[Component data from apps and pages]

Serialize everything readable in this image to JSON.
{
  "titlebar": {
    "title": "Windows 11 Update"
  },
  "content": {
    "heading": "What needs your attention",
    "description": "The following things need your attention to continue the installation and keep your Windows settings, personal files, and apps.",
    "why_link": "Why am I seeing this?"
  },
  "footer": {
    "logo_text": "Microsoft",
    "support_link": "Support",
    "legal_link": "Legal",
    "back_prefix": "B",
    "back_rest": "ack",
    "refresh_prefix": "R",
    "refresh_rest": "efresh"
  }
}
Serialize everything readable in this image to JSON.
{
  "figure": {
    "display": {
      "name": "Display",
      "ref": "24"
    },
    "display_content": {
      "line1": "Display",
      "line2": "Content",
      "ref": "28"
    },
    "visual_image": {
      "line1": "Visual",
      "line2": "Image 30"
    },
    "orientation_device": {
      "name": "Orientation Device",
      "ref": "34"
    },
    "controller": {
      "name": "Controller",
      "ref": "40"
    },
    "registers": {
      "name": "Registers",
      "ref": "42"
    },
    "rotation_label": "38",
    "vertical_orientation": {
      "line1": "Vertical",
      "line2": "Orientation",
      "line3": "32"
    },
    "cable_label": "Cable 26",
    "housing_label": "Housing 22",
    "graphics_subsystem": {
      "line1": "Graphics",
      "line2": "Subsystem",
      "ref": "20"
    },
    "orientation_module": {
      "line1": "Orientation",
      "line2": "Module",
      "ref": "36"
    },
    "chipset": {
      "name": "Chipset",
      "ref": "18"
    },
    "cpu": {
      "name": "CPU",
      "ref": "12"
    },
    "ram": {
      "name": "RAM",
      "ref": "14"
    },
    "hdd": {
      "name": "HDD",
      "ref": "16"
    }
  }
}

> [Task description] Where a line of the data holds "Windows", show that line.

> [The answer]
    "title": "Windows 11 Update"
    "description": "The following things need your attention to continue the installation and keep your Windows settings, personal files, and apps.",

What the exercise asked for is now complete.